• _TASK PROMPT_: Search the data below for the string "Identification". Extract every line that contains it.
-------- MATERIAL TO PROCESS
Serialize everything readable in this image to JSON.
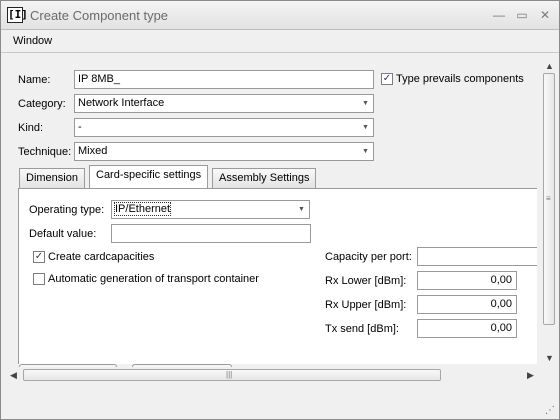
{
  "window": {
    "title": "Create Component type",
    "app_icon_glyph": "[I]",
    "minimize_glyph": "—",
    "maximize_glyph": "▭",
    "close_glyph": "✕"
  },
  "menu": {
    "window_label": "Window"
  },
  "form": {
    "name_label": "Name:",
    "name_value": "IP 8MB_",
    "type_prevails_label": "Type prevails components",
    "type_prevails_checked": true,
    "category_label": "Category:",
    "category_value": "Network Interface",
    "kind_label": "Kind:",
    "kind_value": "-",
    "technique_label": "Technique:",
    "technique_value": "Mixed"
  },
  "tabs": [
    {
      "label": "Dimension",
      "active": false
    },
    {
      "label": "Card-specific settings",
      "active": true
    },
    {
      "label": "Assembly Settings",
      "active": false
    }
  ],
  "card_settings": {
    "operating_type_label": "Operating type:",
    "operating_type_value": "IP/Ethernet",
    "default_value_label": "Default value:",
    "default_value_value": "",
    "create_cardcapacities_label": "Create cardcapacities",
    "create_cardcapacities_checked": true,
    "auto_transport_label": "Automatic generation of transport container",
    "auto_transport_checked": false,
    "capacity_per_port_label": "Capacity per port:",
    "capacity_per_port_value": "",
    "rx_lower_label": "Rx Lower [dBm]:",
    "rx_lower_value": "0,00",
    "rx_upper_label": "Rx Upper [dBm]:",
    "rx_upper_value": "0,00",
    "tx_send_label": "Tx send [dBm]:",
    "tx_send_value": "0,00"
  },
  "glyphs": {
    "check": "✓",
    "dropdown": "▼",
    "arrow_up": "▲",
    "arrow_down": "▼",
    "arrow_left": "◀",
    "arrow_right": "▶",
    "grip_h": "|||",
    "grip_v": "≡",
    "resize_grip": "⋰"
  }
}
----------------
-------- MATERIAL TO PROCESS
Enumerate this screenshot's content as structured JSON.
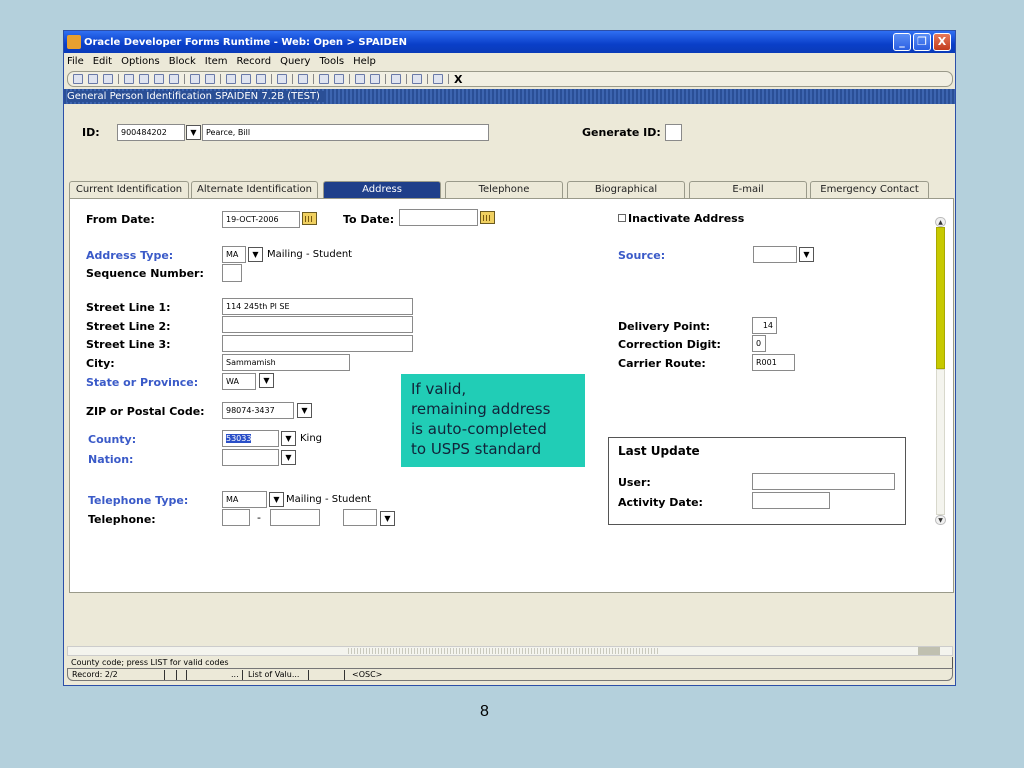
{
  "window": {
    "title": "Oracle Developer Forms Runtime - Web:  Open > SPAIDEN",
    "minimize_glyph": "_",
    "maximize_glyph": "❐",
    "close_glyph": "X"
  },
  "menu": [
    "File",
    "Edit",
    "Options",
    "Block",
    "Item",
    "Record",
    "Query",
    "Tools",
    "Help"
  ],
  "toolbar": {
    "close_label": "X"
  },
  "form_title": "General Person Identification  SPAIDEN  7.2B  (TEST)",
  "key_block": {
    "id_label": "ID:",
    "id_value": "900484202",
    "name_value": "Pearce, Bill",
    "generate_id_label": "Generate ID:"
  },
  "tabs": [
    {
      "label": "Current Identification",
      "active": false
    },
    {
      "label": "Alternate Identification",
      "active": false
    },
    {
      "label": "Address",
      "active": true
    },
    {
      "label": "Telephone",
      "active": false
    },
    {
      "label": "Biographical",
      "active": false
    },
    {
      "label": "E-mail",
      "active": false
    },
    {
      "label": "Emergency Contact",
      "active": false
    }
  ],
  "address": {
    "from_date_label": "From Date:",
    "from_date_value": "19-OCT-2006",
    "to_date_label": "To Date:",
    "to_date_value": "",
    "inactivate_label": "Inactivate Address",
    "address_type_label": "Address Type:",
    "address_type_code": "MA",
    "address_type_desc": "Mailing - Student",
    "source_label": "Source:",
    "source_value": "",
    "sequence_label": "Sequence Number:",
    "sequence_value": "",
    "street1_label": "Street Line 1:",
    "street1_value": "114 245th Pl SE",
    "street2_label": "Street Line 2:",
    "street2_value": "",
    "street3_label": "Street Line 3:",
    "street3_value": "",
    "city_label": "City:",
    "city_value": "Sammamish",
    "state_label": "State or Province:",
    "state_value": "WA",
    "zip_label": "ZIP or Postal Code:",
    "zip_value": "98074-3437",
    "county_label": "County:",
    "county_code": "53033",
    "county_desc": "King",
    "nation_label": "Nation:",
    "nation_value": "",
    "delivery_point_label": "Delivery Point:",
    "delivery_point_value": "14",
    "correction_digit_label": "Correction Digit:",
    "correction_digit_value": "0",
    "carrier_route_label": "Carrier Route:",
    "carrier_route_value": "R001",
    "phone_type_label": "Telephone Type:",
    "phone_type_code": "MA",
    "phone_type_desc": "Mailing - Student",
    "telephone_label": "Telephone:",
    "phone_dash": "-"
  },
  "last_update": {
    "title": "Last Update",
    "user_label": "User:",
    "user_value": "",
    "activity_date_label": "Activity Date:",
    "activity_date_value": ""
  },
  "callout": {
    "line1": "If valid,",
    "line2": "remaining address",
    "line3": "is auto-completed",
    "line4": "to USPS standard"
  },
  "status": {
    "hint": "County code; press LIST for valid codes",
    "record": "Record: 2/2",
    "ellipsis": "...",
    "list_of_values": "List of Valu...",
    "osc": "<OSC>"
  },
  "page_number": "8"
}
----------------
• _ANSWER SPACE_:
  "form_title": "General Person Identification  SPAIDEN  7.2B  (TEST)",
      "label": "Current Identification",
      "label": "Alternate Identification",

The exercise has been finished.